Segment Start: The records

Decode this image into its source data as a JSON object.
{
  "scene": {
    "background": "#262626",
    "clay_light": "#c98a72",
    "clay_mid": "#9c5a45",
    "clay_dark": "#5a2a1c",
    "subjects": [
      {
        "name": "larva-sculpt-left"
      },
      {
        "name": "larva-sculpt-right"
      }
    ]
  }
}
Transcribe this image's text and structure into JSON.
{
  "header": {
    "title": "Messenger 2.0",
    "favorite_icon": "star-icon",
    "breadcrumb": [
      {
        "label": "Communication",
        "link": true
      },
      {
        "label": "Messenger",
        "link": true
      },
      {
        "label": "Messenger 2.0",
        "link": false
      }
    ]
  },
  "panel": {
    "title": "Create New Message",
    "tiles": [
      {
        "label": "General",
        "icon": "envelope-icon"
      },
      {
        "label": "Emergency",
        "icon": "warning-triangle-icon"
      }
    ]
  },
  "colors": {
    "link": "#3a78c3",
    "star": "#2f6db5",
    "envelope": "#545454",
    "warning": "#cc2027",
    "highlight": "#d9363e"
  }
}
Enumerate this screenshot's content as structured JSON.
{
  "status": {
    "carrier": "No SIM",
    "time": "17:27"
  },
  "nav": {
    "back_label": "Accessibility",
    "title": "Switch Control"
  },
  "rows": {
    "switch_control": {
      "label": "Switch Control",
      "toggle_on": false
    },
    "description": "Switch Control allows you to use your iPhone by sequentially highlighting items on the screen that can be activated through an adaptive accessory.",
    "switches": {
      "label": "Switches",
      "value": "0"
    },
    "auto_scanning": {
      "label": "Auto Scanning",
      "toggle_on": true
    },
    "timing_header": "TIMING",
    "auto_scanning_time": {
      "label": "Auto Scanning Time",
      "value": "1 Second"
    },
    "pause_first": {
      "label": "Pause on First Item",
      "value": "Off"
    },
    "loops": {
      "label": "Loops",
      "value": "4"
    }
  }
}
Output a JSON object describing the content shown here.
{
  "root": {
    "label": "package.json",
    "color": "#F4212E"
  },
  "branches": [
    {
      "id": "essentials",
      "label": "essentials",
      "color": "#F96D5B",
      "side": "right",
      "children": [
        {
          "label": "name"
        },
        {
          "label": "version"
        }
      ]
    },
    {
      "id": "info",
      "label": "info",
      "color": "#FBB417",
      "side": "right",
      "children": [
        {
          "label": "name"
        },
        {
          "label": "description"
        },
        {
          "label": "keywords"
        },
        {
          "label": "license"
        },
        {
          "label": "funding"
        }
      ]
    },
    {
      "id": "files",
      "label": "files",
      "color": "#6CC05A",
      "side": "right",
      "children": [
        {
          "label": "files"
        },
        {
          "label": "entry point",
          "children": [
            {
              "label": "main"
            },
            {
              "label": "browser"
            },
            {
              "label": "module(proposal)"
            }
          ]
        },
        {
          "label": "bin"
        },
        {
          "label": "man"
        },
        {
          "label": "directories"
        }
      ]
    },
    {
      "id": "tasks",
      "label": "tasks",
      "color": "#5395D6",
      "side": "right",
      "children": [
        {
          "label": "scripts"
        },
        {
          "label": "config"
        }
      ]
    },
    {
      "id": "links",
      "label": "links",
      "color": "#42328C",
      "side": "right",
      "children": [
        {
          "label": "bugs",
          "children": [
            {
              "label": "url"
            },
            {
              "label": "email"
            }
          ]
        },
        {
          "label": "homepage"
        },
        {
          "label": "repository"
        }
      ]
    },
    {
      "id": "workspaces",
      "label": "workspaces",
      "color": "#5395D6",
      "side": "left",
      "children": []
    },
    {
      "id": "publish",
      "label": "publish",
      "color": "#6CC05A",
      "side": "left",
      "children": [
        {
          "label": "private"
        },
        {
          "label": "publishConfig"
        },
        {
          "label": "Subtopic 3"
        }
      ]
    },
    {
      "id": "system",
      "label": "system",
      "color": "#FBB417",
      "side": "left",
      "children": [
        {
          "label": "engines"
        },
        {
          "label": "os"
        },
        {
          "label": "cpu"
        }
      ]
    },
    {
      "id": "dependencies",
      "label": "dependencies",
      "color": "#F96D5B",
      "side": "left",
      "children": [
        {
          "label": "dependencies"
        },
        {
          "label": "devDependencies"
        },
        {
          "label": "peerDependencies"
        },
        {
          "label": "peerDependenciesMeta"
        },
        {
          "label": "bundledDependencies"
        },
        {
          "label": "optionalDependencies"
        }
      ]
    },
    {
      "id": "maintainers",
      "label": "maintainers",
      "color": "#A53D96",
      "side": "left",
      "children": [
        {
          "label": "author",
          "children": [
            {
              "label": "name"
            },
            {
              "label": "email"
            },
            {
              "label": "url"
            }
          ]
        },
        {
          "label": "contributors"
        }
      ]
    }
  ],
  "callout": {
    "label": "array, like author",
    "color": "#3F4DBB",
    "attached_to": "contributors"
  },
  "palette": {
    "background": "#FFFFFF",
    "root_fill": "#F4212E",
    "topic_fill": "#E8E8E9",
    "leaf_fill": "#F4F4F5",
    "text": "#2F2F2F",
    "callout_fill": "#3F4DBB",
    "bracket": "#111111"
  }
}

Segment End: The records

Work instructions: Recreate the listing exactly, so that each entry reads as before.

Answer space:
Decode this image into its source data as a JSON object.
{
  "scene": {
    "background": "#262626",
    "clay_light": "#c98a72",
    "clay_mid": "#9c5a45",
    "clay_dark": "#5a2a1c",
    "subjects": [
      {
        "name": "larva-sculpt-left"
      },
      {
        "name": "larva-sculpt-right"
      }
    ]
  }
}
Transcribe this image's text and structure into JSON.
{
  "header": {
    "title": "Messenger 2.0",
    "favorite_icon": "star-icon",
    "breadcrumb": [
      {
        "label": "Communication",
        "link": true
      },
      {
        "label": "Messenger",
        "link": true
      },
      {
        "label": "Messenger 2.0",
        "link": false
      }
    ]
  },
  "panel": {
    "title": "Create New Message",
    "tiles": [
      {
        "label": "General",
        "icon": "envelope-icon"
      },
      {
        "label": "Emergency",
        "icon": "warning-triangle-icon"
      }
    ]
  },
  "colors": {
    "link": "#3a78c3",
    "star": "#2f6db5",
    "envelope": "#545454",
    "warning": "#cc2027",
    "highlight": "#d9363e"
  }
}
Enumerate this screenshot's content as structured JSON.
{
  "status": {
    "carrier": "No SIM",
    "time": "17:27"
  },
  "nav": {
    "back_label": "Accessibility",
    "title": "Switch Control"
  },
  "rows": {
    "switch_control": {
      "label": "Switch Control",
      "toggle_on": false
    },
    "description": "Switch Control allows you to use your iPhone by sequentially highlighting items on the screen that can be activated through an adaptive accessory.",
    "switches": {
      "label": "Switches",
      "value": "0"
    },
    "auto_scanning": {
      "label": "Auto Scanning",
      "toggle_on": true
    },
    "timing_header": "TIMING",
    "auto_scanning_time": {
      "label": "Auto Scanning Time",
      "value": "1 Second"
    },
    "pause_first": {
      "label": "Pause on First Item",
      "value": "Off"
    },
    "loops": {
      "label": "Loops",
      "value": "4"
    }
  }
}
Output a JSON object describing the content shown here.
{
  "root": {
    "label": "package.json",
    "color": "#F4212E"
  },
  "branches": [
    {
      "id": "essentials",
      "label": "essentials",
      "color": "#F96D5B",
      "side": "right",
      "children": [
        {
          "label": "name"
        },
        {
          "label": "version"
        }
      ]
    },
    {
      "id": "info",
      "label": "info",
      "color": "#FBB417",
      "side": "right",
      "children": [
        {
          "label": "name"
        },
        {
          "label": "description"
        },
        {
          "label": "keywords"
        },
        {
          "label": "license"
        },
        {
          "label": "funding"
        }
      ]
    },
    {
      "id": "files",
      "label": "files",
      "color": "#6CC05A",
      "side": "right",
      "children": [
        {
          "label": "files"
        },
        {
          "label": "entry point",
          "children": [
            {
              "label": "main"
            },
            {
              "label": "browser"
            },
            {
              "label": "module(proposal)"
            }
          ]
        },
        {
          "label": "bin"
        },
        {
          "label": "man"
        },
        {
          "label": "directories"
        }
      ]
    },
    {
      "id": "tasks",
      "label": "tasks",
      "color": "#5395D6",
      "side": "right",
      "children": [
        {
          "label": "scripts"
        },
        {
          "label": "config"
        }
      ]
    },
    {
      "id": "links",
      "label": "links",
      "color": "#42328C",
      "side": "right",
      "children": [
        {
          "label": "bugs",
          "children": [
            {
              "label": "url"
            },
            {
              "label": "email"
            }
          ]
        },
        {
          "label": "homepage"
        },
        {
          "label": "repository"
        }
      ]
    },
    {
      "id": "workspaces",
      "label": "workspaces",
      "color": "#5395D6",
      "side": "left",
      "children": []
    },
    {
      "id": "publish",
      "label": "publish",
      "color": "#6CC05A",
      "side": "left",
      "children": [
        {
          "label": "private"
        },
        {
          "label": "publishConfig"
        },
        {
          "label": "Subtopic 3"
        }
      ]
    },
    {
      "id": "system",
      "label": "system",
      "color": "#FBB417",
      "side": "left",
      "children": [
        {
          "label": "engines"
        },
        {
          "label": "os"
        },
        {
          "label": "cpu"
        }
      ]
    },
    {
      "id": "dependencies",
      "label": "dependencies",
      "color": "#F96D5B",
      "side": "left",
      "children": [
        {
          "label": "dependencies"
        },
        {
          "label": "devDependencies"
        },
        {
          "label": "peerDependencies"
        },
        {
          "label": "peerDependenciesMeta"
        },
        {
          "label": "bundledDependencies"
        },
        {
          "label": "optionalDependencies"
        }
      ]
    },
    {
      "id": "maintainers",
      "label": "maintainers",
      "color": "#A53D96",
      "side": "left",
      "children": [
        {
          "label": "author",
          "children": [
            {
              "label": "name"
            },
            {
              "label": "email"
            },
            {
              "label": "url"
            }
          ]
        },
        {
          "label": "contributors"
        }
      ]
    }
  ],
  "callout": {
    "label": "array, like author",
    "color": "#3F4DBB",
    "attached_to": "contributors"
  },
  "palette": {
    "background": "#FFFFFF",
    "root_fill": "#F4212E",
    "topic_fill": "#E8E8E9",
    "leaf_fill": "#F4F4F5",
    "text": "#2F2F2F",
    "callout_fill": "#3F4DBB",
    "bracket": "#111111"
  }
}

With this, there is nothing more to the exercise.